[Dataset rows for apps and sites]
((

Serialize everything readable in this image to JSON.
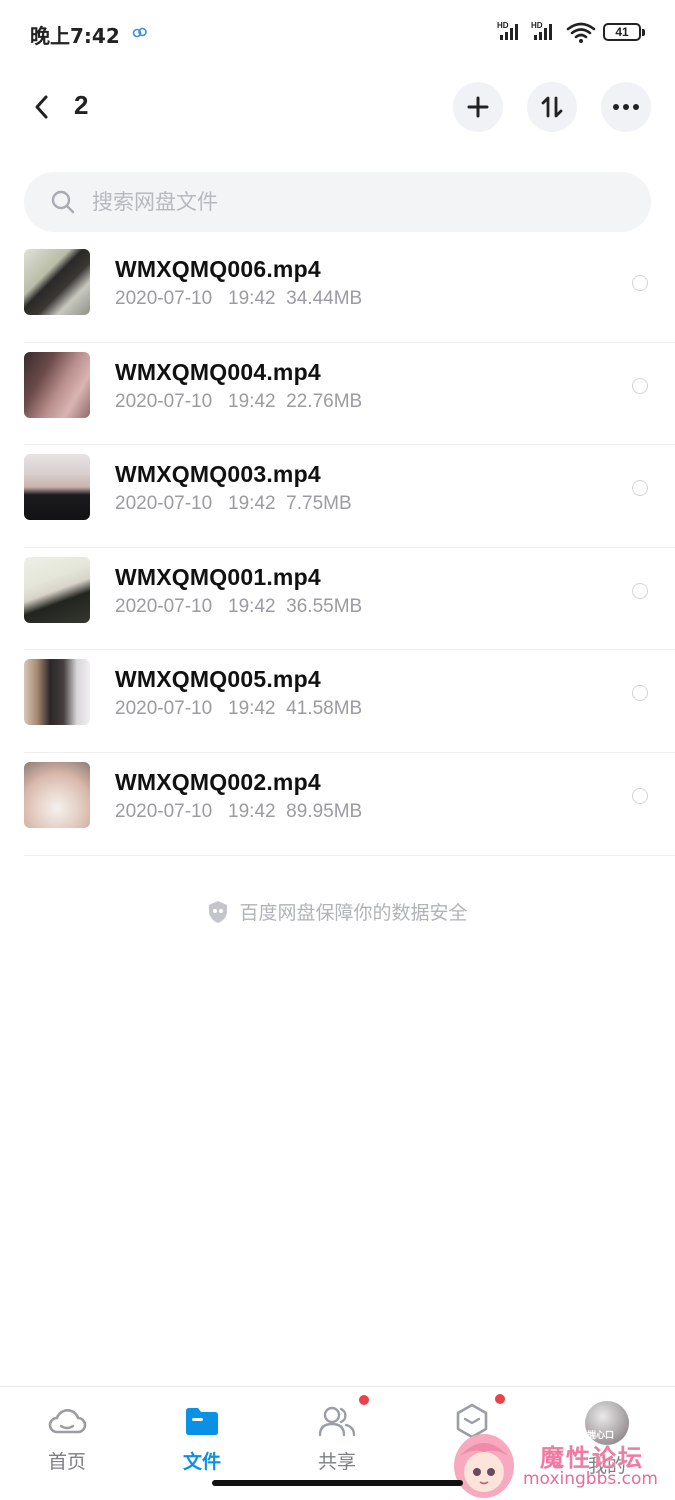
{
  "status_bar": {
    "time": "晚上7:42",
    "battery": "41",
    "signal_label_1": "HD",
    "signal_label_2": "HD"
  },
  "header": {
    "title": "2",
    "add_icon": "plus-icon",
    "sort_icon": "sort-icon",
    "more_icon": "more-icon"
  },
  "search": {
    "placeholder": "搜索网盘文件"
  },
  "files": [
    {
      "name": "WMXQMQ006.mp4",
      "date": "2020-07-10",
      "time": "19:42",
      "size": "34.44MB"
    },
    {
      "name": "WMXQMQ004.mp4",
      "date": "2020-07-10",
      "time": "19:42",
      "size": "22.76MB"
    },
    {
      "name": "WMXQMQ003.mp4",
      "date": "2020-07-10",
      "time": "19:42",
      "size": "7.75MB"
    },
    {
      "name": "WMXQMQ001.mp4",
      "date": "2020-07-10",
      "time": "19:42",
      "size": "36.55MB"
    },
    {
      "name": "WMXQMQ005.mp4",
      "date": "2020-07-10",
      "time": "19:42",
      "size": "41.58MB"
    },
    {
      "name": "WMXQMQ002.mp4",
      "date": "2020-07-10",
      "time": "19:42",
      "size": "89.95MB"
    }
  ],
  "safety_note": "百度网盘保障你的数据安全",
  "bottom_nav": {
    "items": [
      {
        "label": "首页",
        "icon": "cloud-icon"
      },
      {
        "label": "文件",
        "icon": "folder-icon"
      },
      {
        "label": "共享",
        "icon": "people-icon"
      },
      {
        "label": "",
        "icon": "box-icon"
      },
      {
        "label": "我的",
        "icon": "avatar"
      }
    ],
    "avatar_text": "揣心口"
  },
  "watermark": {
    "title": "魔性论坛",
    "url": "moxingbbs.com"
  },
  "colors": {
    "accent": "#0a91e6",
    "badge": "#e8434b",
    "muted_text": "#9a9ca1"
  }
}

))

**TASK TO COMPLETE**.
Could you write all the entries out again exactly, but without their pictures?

**RESPONSE AREA**.
Serialize everything readable in this image to JSON.
{
  "status_bar": {
    "time": "晚上7:42",
    "battery": "41",
    "signal_label_1": "HD",
    "signal_label_2": "HD"
  },
  "header": {
    "title": "2",
    "add_icon": "plus-icon",
    "sort_icon": "sort-icon",
    "more_icon": "more-icon"
  },
  "search": {
    "placeholder": "搜索网盘文件"
  },
  "files": [
    {
      "name": "WMXQMQ006.mp4",
      "date": "2020-07-10",
      "time": "19:42",
      "size": "34.44MB"
    },
    {
      "name": "WMXQMQ004.mp4",
      "date": "2020-07-10",
      "time": "19:42",
      "size": "22.76MB"
    },
    {
      "name": "WMXQMQ003.mp4",
      "date": "2020-07-10",
      "time": "19:42",
      "size": "7.75MB"
    },
    {
      "name": "WMXQMQ001.mp4",
      "date": "2020-07-10",
      "time": "19:42",
      "size": "36.55MB"
    },
    {
      "name": "WMXQMQ005.mp4",
      "date": "2020-07-10",
      "time": "19:42",
      "size": "41.58MB"
    },
    {
      "name": "WMXQMQ002.mp4",
      "date": "2020-07-10",
      "time": "19:42",
      "size": "89.95MB"
    }
  ],
  "safety_note": "百度网盘保障你的数据安全",
  "bottom_nav": {
    "items": [
      {
        "label": "首页",
        "icon": "cloud-icon"
      },
      {
        "label": "文件",
        "icon": "folder-icon"
      },
      {
        "label": "共享",
        "icon": "people-icon"
      },
      {
        "label": "",
        "icon": "box-icon"
      },
      {
        "label": "我的",
        "icon": "avatar"
      }
    ],
    "avatar_text": "揣心口"
  },
  "watermark": {
    "title": "魔性论坛",
    "url": "moxingbbs.com"
  },
  "colors": {
    "accent": "#0a91e6",
    "badge": "#e8434b",
    "muted_text": "#9a9ca1"
  }
}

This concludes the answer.